US commercial oil inventories rose by 2.4M barrels last week following an increase of 8.8M earlier. This dynamic fits in with seasonal trends, with inventories starting to fill at some point in September. Around the same time and volume levels, net accumulation was reversed in 2018 and 2019. Note, however, that before 2014 (the shale boom), the fluctuations in stocks were mainly within the 300-360M range. So, here we see some business as usual for commercial producers.
A vital point of the picture is the 30% drop in strategic reserves over the last year, almost equal to commercial reserves.
In other words, a net fall in overall inventories could have stimulated a ramp-up in production. But we see a slow increase in volumes compared to the 2011-2015 and 2016-2020 episodes. And there are a couple of significant reasons for this.
First, the sale of oil from reserves aims to bring down the final price, which is not to the producers’ liking and is holding back investment. In the last couple of weeks, the number of working rigs in the US has been falling, clearly showing that businesses are in no hurry to sell oil at a discount from the free market, topping up reserves.
Secondly, production in the Permian Basin – the main shale production region of recent years – is declining. New drilling is going to make up for the exhausted fields. Increased rates and the promise to raise more, combined with rising wages, further hold back the process.
As if that were not enough, US producers said Europe should not expect further supply increases.
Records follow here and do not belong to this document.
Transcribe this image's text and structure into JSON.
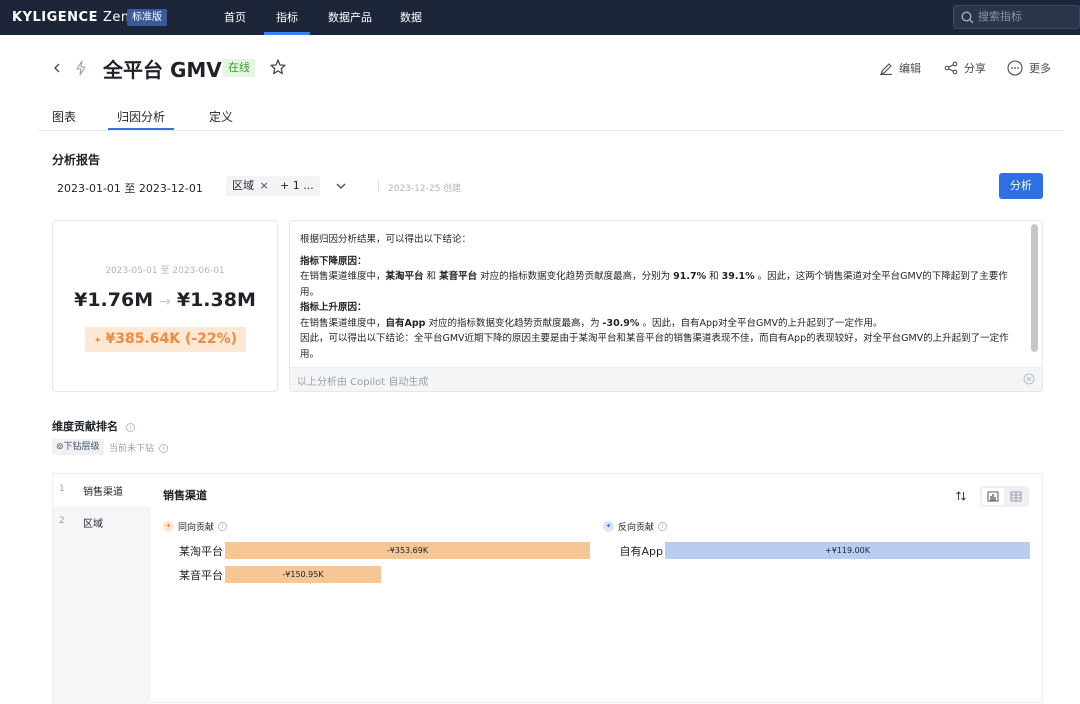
{
  "topbar": {
    "brand": "KYLIGENCE",
    "brand_suffix": "Zen",
    "edition": "标准版",
    "nav": [
      "首页",
      "指标",
      "数据产品",
      "数据"
    ],
    "active_nav": "指标",
    "search_placeholder": "搜索指标"
  },
  "header": {
    "title": "全平台 GMV",
    "status": "在线",
    "actions": {
      "edit": "编辑",
      "share": "分享",
      "more": "更多"
    }
  },
  "tabs": [
    "图表",
    "归因分析",
    "定义"
  ],
  "active_tab": "归因分析",
  "report": {
    "section_title": "分析报告",
    "date_range": "2023-01-01 至 2023-12-01",
    "filter_chip": "区域",
    "filter_chip_close": "×",
    "more_chip": "+ 1 ...",
    "created": "2023-12-25 创建",
    "analyze_button": "分析"
  },
  "metric": {
    "period": "2023-05-01 至 2023-06-01",
    "from_value": "¥1.76M",
    "to_value": "¥1.38M",
    "delta": "¥385.64K (-22%)"
  },
  "insight": {
    "intro": "根据归因分析结果，可以得出以下结论：",
    "down_title": "指标下降原因：",
    "down_text": {
      "p1": "在销售渠道维度中，",
      "b1": "某淘平台",
      "p2": " 和 ",
      "b2": "某音平台",
      "p3": " 对应的指标数据变化趋势贡献度最高，分别为 ",
      "b3": "91.7%",
      "p4": " 和 ",
      "b4": "39.1%",
      "p5": " 。因此，这两个销售渠道对全平台GMV的下降起到了主要作用。"
    },
    "up_title": "指标上升原因：",
    "up_text": {
      "p1": "在销售渠道维度中，",
      "b1": "自有App",
      "p2": " 对应的指标数据变化趋势贡献度最高，为 ",
      "b2": "-30.9%",
      "p3": " 。因此，自有App对全平台GMV的上升起到了一定作用。"
    },
    "conclusion": "因此，可以得出以下结论：全平台GMV近期下降的原因主要是由于某淘平台和某音平台的销售渠道表现不佳，而自有App的表现较好，对全平台GMV的上升起到了一定作用。",
    "footer": "以上分析由 Copilot 自动生成"
  },
  "contribution": {
    "title": "维度贡献排名",
    "drill_chip": "下钻层级",
    "not_drilled": "当前未下钻",
    "dimensions": [
      {
        "index": "1",
        "label": "销售渠道"
      },
      {
        "index": "2",
        "label": "区域"
      }
    ],
    "chart_title": "销售渠道",
    "positive_legend": "同向贡献",
    "negative_legend": "反向贡献"
  },
  "chart_data": {
    "type": "bar",
    "title": "销售渠道",
    "groups": [
      {
        "name": "同向贡献",
        "color": "#f6c694",
        "categories": [
          "某淘平台",
          "某音平台"
        ],
        "values": [
          -353.69,
          -150.95
        ],
        "labels": [
          "-¥353.69K",
          "-¥150.95K"
        ],
        "unit": "K"
      },
      {
        "name": "反向贡献",
        "color": "#b9cdf3",
        "categories": [
          "自有App"
        ],
        "values": [
          119.0
        ],
        "labels": [
          "+¥119.00K"
        ],
        "unit": "K"
      }
    ]
  }
}
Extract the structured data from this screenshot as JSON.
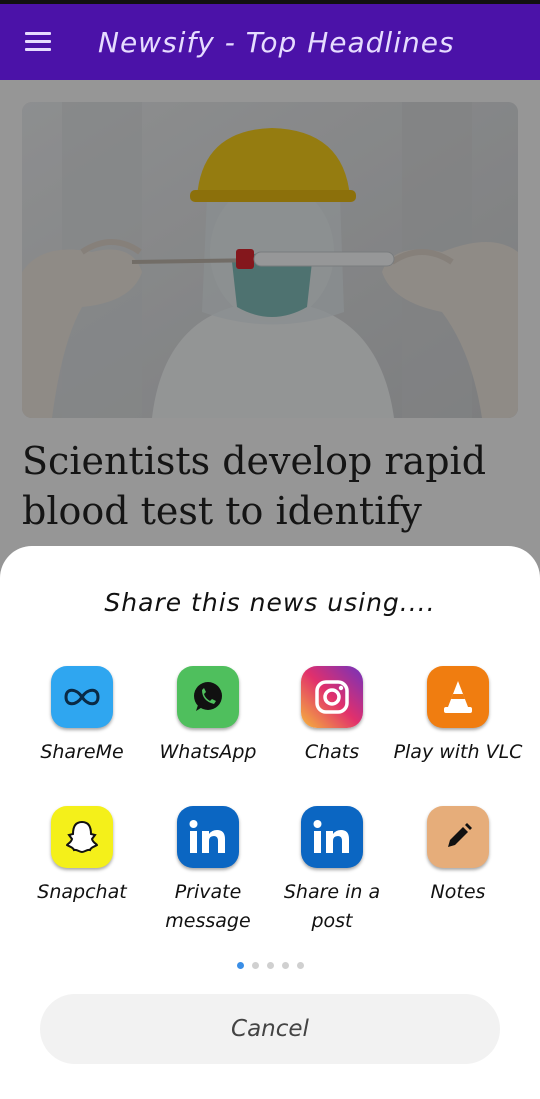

Perhaps this signals that companies following OPEC have switched from fighting for market share to maximising profits.
As a result, we see gains in oil and gas prices over the last week against a general decline in financial markets. At the same time, we believe that the US government is unlikely to quickly abandon its oil price restraint policy, postponing the restocking momentum.
Investors and traders should also remember that a decisive policy tightening, by historical standards, puts additional pressure on prices. In our view, the downward momentum in oil prices is not over yet, although local attempts for WTI to exceed $91.50 and for Brent to return to $97 cannot be ruled out.
The FxPro Analyst Team